Records shown =>
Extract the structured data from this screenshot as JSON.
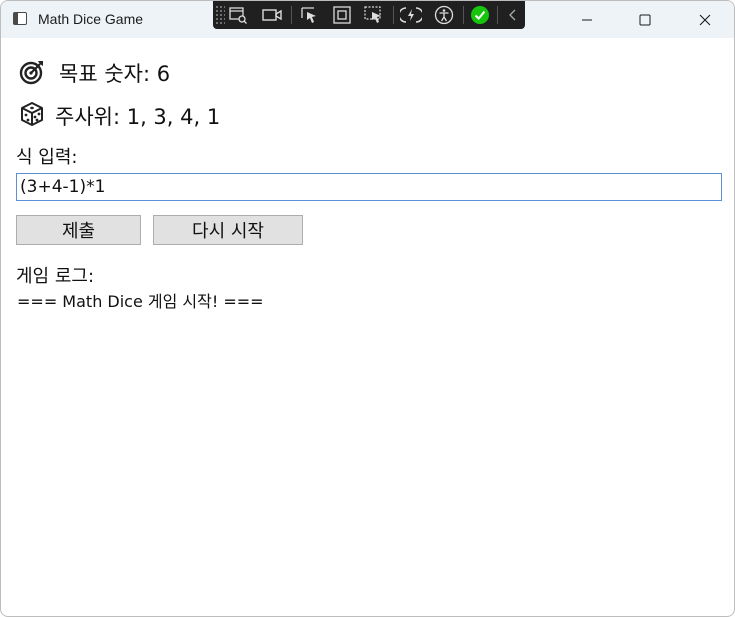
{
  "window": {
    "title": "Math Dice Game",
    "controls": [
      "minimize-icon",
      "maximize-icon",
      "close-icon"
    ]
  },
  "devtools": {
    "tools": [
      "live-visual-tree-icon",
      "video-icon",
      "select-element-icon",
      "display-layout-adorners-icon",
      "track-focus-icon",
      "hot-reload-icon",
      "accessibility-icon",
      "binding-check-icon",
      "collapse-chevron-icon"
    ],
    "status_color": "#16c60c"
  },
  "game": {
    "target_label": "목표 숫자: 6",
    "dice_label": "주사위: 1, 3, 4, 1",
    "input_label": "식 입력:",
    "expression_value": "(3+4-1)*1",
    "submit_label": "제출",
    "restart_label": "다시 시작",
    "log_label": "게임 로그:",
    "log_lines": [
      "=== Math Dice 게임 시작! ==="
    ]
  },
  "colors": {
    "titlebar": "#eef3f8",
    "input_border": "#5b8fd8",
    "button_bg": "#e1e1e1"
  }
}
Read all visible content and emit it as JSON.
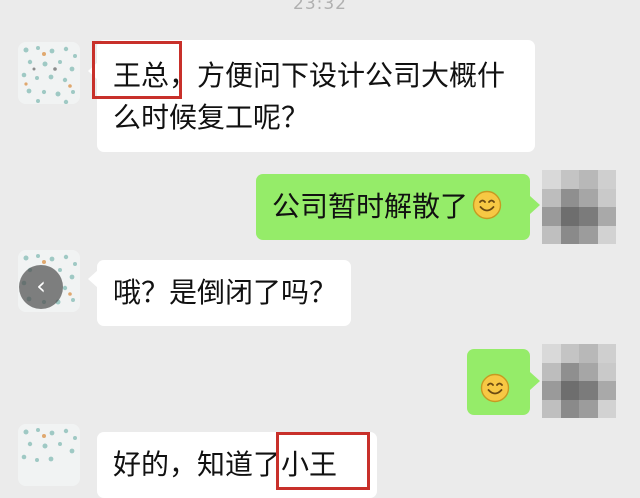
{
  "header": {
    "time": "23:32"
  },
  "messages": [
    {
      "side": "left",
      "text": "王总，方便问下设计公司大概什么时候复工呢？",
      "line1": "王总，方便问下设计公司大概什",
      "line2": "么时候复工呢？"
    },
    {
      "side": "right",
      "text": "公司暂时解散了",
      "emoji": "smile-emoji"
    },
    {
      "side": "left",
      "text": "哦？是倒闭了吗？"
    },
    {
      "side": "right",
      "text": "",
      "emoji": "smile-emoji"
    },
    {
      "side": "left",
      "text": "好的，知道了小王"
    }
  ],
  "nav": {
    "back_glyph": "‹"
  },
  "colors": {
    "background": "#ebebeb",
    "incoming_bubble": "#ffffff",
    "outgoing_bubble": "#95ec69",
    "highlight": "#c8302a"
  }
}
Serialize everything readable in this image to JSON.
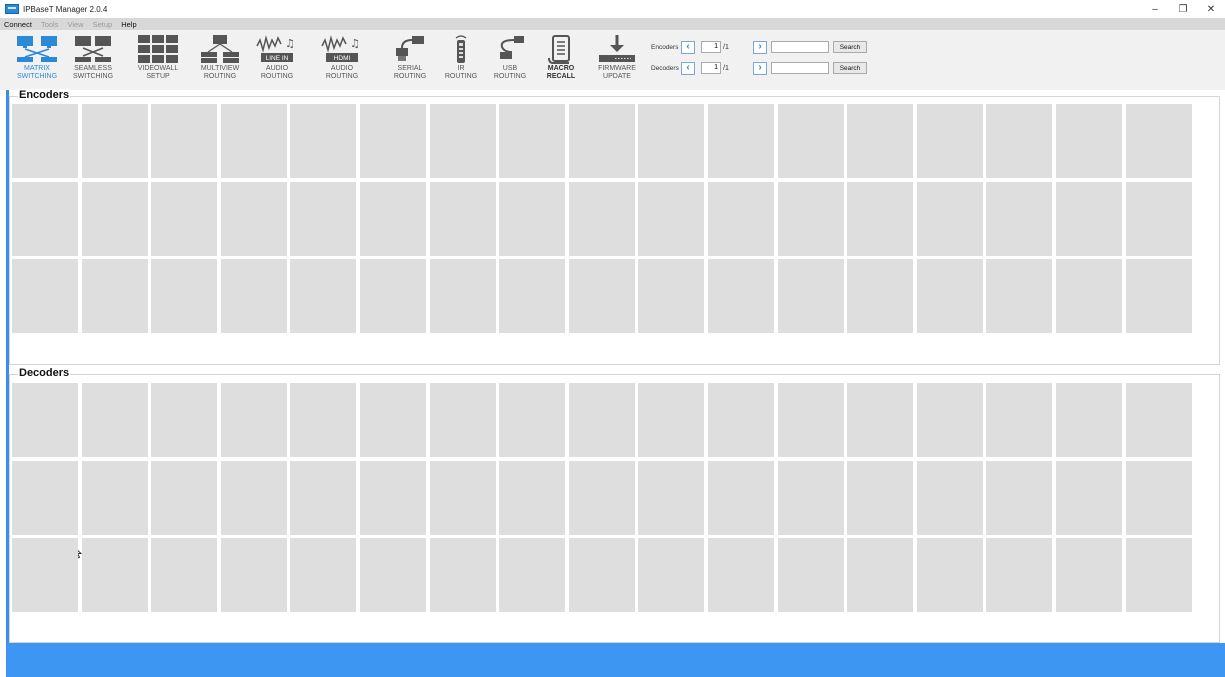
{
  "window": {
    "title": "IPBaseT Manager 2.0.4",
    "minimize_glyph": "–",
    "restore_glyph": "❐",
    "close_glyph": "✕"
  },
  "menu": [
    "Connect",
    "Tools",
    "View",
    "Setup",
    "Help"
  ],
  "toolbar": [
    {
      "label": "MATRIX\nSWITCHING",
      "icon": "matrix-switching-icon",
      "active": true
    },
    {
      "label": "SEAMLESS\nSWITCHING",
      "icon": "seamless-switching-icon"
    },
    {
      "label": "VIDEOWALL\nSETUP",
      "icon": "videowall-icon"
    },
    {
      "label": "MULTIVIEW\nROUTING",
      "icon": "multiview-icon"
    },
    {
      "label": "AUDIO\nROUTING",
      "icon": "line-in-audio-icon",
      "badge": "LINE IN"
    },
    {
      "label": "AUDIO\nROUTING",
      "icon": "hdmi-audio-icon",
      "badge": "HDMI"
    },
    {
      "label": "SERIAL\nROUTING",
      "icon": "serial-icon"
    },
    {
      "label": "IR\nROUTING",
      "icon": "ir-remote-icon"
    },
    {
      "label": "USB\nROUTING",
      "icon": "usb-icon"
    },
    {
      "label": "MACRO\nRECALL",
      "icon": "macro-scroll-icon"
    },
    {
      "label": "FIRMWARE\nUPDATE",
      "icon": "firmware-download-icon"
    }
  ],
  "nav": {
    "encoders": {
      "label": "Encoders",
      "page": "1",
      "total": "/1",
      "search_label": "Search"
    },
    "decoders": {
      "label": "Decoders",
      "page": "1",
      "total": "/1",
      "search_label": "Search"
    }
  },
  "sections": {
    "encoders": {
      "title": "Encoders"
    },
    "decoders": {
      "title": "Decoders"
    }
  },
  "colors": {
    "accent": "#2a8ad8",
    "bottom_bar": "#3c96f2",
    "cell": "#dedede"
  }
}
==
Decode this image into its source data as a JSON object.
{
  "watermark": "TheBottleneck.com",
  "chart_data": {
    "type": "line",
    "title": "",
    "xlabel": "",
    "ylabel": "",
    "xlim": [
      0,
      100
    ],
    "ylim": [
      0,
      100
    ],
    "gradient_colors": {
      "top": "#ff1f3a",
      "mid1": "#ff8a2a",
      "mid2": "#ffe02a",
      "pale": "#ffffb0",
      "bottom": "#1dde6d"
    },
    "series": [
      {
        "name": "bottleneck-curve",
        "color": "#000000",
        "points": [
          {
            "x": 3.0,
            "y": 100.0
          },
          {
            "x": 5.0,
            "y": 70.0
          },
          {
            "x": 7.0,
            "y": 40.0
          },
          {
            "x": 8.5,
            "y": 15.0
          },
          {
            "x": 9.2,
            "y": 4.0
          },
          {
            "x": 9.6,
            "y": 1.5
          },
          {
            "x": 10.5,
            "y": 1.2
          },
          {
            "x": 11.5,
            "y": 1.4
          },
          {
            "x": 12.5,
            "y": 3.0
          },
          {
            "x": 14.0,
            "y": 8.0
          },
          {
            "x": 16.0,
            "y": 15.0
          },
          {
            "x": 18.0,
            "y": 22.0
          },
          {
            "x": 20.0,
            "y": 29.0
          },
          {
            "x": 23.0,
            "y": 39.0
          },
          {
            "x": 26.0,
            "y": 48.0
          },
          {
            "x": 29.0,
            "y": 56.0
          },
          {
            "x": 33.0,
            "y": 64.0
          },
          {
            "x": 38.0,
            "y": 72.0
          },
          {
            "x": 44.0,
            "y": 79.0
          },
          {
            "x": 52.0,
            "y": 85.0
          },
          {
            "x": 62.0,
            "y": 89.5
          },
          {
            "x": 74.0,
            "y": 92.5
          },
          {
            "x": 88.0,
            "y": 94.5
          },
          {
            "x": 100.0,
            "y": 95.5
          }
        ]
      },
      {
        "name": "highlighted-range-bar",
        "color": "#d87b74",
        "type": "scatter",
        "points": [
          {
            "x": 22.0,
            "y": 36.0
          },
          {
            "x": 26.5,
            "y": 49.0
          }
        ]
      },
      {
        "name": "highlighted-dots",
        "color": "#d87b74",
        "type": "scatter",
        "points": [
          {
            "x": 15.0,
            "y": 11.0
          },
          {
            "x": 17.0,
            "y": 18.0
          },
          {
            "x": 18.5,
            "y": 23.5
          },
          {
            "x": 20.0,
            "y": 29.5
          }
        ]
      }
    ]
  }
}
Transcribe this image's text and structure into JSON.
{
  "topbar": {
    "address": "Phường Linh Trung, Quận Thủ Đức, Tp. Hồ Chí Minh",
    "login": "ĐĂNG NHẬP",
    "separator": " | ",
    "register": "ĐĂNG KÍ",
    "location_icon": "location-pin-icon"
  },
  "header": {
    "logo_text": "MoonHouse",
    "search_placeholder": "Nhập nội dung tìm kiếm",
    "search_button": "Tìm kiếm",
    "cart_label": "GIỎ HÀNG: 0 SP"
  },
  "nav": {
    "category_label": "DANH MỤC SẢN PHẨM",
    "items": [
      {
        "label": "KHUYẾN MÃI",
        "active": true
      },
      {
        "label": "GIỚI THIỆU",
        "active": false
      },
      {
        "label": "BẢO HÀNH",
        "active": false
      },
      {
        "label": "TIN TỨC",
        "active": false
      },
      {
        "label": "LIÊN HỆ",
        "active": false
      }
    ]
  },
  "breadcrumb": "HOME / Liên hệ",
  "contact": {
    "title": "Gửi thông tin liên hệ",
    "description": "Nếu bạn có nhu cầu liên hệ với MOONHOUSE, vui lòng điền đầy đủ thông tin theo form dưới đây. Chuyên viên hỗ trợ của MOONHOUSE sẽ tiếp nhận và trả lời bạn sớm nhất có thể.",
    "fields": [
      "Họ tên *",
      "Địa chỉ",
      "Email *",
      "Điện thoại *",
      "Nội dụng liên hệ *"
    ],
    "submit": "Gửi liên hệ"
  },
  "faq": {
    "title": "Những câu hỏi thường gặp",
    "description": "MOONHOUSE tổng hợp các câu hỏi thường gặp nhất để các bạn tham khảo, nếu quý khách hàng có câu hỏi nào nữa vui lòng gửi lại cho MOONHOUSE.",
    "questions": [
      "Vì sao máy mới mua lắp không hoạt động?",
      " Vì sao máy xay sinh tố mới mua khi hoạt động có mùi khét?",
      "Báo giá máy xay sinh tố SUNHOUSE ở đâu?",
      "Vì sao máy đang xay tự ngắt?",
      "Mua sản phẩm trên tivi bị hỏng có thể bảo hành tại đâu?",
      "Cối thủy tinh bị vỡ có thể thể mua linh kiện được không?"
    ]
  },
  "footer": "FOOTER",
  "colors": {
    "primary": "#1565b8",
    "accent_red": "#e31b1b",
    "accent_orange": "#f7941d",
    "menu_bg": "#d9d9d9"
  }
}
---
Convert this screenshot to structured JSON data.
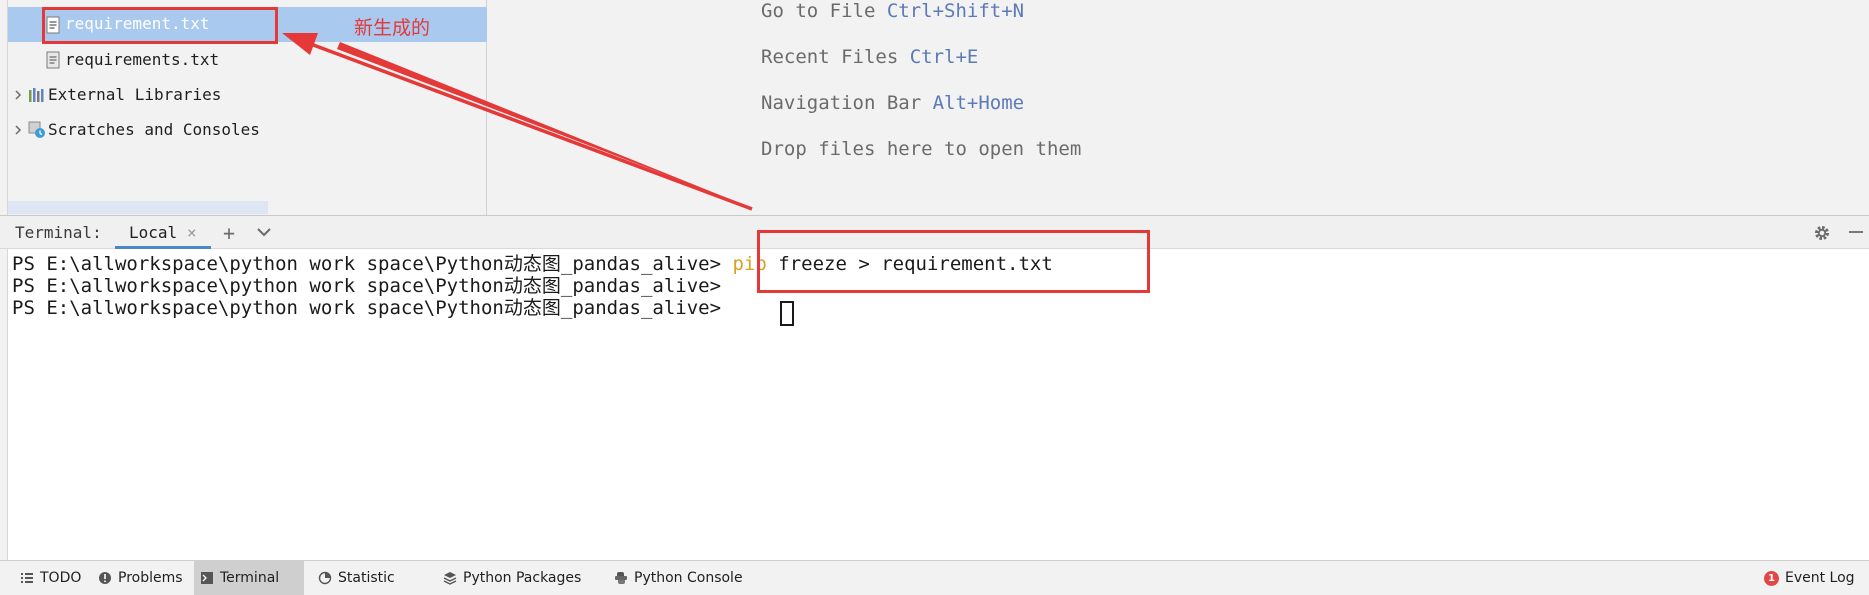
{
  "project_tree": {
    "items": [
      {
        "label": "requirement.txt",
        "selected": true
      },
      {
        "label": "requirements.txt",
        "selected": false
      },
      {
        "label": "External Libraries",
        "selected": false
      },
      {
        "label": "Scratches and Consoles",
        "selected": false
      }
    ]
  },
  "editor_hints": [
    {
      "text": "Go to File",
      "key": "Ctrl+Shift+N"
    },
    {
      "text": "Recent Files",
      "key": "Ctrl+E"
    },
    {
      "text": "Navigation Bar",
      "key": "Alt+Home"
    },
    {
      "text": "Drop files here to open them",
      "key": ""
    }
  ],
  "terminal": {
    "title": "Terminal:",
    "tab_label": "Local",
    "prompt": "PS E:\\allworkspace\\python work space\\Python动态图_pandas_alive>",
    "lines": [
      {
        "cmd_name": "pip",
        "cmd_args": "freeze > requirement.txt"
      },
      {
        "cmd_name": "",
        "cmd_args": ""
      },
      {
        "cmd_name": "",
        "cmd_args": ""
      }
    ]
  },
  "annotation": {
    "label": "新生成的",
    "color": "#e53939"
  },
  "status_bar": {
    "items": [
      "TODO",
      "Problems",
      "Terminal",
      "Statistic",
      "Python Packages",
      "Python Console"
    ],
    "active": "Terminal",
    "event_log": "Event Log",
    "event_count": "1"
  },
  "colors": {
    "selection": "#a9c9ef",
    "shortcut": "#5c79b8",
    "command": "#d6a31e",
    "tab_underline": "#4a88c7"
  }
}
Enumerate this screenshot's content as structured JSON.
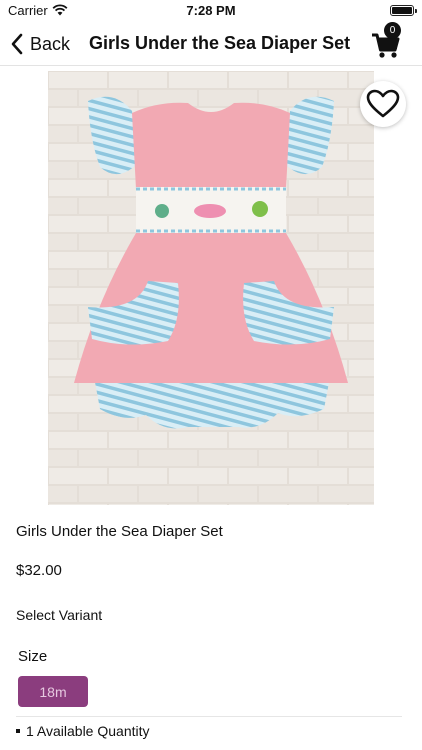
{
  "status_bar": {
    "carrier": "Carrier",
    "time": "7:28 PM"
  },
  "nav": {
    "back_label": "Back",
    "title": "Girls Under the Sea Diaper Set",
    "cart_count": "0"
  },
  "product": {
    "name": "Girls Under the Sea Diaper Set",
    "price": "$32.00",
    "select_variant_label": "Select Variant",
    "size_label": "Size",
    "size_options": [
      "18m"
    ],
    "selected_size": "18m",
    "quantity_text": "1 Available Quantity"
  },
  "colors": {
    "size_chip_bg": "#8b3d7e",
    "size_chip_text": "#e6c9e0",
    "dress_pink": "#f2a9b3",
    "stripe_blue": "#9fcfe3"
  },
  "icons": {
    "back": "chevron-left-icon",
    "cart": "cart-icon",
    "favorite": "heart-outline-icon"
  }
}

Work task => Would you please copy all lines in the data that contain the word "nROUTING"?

Response to the exercise =>
      "label": "MULTIVIEW\nROUTING",
      "label": "AUDIO\nROUTING",
      "label": "AUDIO\nROUTING",
      "label": "SERIAL\nROUTING",
      "label": "IR\nROUTING",
      "label": "USB\nROUTING",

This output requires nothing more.